New Gods vol. 3
Issue Writer Artist Characters
#1 (Feb. 1989) Mark Evanier Paris Cullins Orion, Lightray, Fastbak, Highfather, Darkseid, Desaad, Metron, Kalibak, Eve Donner, Wilson Gilmore, Jezebelle
#2 (Mar. 1989) Jim Starlin Orion, Lightray, Metron, Highfather, Mantis, Queen-Widow, Prime-One, Forager II
#3 (Apr. 1989) Orion, Darkseid, Highfather, Commander, Lonar, Teledar, Madame Nature, Queen-Widow, Prime-One, Eve Donner, Lightray, Desaad, Iota, Cyborg-87
#4 (May 1989) Orion, Forager II, Mantis, Lightray, Eve Donner, Desaad
#5 (June 1989) Mark Evanier Orion, Forager II, Mantis, Darkseid, Lightray, Eve Donner, Desaad)

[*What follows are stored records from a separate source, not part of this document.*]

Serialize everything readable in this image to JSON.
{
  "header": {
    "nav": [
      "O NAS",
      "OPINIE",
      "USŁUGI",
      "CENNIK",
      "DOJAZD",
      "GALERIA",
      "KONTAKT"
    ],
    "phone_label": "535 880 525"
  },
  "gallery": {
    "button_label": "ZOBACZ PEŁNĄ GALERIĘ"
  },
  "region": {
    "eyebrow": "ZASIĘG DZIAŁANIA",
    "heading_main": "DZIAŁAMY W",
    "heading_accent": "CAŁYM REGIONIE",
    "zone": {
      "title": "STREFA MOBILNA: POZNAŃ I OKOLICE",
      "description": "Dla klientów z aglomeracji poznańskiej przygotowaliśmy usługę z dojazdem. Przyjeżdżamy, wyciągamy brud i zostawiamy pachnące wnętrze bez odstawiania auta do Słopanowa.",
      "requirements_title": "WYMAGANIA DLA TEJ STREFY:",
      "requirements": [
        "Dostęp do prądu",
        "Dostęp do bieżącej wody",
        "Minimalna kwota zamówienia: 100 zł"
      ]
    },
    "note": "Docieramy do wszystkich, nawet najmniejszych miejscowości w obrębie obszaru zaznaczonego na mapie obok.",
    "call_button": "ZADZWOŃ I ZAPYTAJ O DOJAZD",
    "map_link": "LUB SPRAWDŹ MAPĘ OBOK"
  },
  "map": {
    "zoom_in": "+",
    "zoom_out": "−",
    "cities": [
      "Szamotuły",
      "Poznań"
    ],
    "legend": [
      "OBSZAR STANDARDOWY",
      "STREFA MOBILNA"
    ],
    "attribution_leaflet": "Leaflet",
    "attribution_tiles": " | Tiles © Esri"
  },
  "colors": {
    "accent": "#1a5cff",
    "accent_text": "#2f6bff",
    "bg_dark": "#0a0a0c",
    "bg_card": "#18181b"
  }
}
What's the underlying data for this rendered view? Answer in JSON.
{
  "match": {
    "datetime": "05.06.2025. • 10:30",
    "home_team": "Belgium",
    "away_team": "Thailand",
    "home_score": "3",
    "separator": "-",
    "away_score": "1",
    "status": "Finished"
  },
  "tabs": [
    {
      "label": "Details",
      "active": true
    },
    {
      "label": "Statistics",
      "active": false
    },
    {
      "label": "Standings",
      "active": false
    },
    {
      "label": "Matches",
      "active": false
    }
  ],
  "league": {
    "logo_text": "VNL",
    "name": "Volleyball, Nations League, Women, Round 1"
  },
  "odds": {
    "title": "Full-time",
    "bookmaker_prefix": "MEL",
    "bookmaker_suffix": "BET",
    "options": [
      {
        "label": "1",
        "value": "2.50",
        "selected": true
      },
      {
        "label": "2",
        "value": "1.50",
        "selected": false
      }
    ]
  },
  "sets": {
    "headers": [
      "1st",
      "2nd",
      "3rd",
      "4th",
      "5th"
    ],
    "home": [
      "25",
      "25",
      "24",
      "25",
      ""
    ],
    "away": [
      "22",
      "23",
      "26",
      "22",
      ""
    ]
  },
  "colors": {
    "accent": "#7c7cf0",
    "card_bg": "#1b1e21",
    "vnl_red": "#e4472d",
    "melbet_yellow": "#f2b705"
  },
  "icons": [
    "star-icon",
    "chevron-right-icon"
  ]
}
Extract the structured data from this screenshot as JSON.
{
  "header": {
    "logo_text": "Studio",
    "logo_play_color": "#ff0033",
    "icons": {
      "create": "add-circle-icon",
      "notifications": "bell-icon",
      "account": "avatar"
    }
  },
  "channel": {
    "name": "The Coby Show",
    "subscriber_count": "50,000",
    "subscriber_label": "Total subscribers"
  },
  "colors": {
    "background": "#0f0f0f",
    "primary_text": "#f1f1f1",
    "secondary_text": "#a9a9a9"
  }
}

#6 (July 1989) Orion, Darkseid, Desaad, Highfather, Commander, Lonar, Teledar, Madame Nature, Lightray, Eve Donner, Dave Lincoln
#7 (Aug. 1989) Orion, Highfather, Darkseid, Lightray, Commander, Desaad, Kalibak
#8 (Sept. 1989) Orion, Highfather, Kalibak, Darkseid, Desaad, Tracker, Commander, Lightray, Harvey Lockman, Jovita, Dave Lincoln
#9 (Oct. 1989) Orion, Metron, Lightray, Jovita, Tracker
#10 (Nov. 1989) Orion, Darkseid, Kalibak, Desaad, Lightray, Tracker, Concord & Harmon
#11 (Dec. 1989) Orion, Highfather, Jovita, Darkseid, Desaad, Metron, Concord & Harmon, Commander
#12 (Jan. 1990) Orion, Darkseid, Jovita, Kalibak, Desaad, Highfather, Commander, Metron, Lightray, Tigra
#13 (Feb. 1990) Orion, Lightray, Eve Donner, Highfather, Dave Lincoln, Reflekktor
#14 (Mar. 1990) Orion, Reflekktor, Lightray, Eve Donner
#15 (Apr. 1990) Orion, Darkseid, Desaad, Dave Lincoln
#16 (May 1990) Rick Hoberg Orion, Lightray, Darkseid, Metron, Fastbak, Highfather, Infernius
#17 (June 1990) Paris Cullins Orion, Highfather, Lightray, Darkseid, Yuga Khan, Commander, Eve Donner, Dave Lincoln, Lump, Necromina.
#18 (July 1990) Orion, Lightray, Victor Lanza, Necromina, Mister Miracle, Eve Donner, Highfather, Black Racer, Dave Lincoln. Also: Lar Gand
#19 (Aug. 1990) Rick Hoberg Orion, Yuga Khan, Darkseid, Desaad, Metron, Highfather, Victor Lanza, Black Racer, Concord, Dave Lincoln. Also: Green Lantern (Hal Jordan), Lar Gand
#20 (Sept. 1990) Orion, Darkseid, Yuga Khan, Commander, Highfather, Desaad, Jovita, Lightray, Metron, Dave Lincoln
#21 (Dec. 1990) Darkseid, Orion, Highfather, Yuga Khan, Metron, Lightray, Eve Donner, Lump. Also: Lar Gand
#22 (Jan. 1991) Metron, Desdemona, Highfather, Steppenwolf, Orion, Lightray
#23 (Feb. 1991) Steve Erwin Darkseid, Ellis Ames, Agogg, Orion, Lightray, Desaad, Dave Lincoln
#24 (Mar. 1991) Orion, Lightray, Forever People, Maya, Tracker, E. Donald Rodman
#25 (Apr. 1991) Orion, Lightray, Forever People, Infinity Man, Maya, Darkseid, Desaad, E. Donald Rodman, Tracker, Black Racer
#26 (May 1991) Rick Hoberg Orion, Tracker, Darkseid, Desaad, Lightray, Metron, Necromina, Randall Rodman
#27 (July 1991) Orion, Lightray, Darkseid, Dispatcher, Highfather, Metron
#28 (Aug. 1991) Orion, Lightray, Metron, Highfather, Dispatcher, Anne Flaherty

Special thanks to Stephen Michael Menendian

Continue to Part 4: Post-Zero Hour…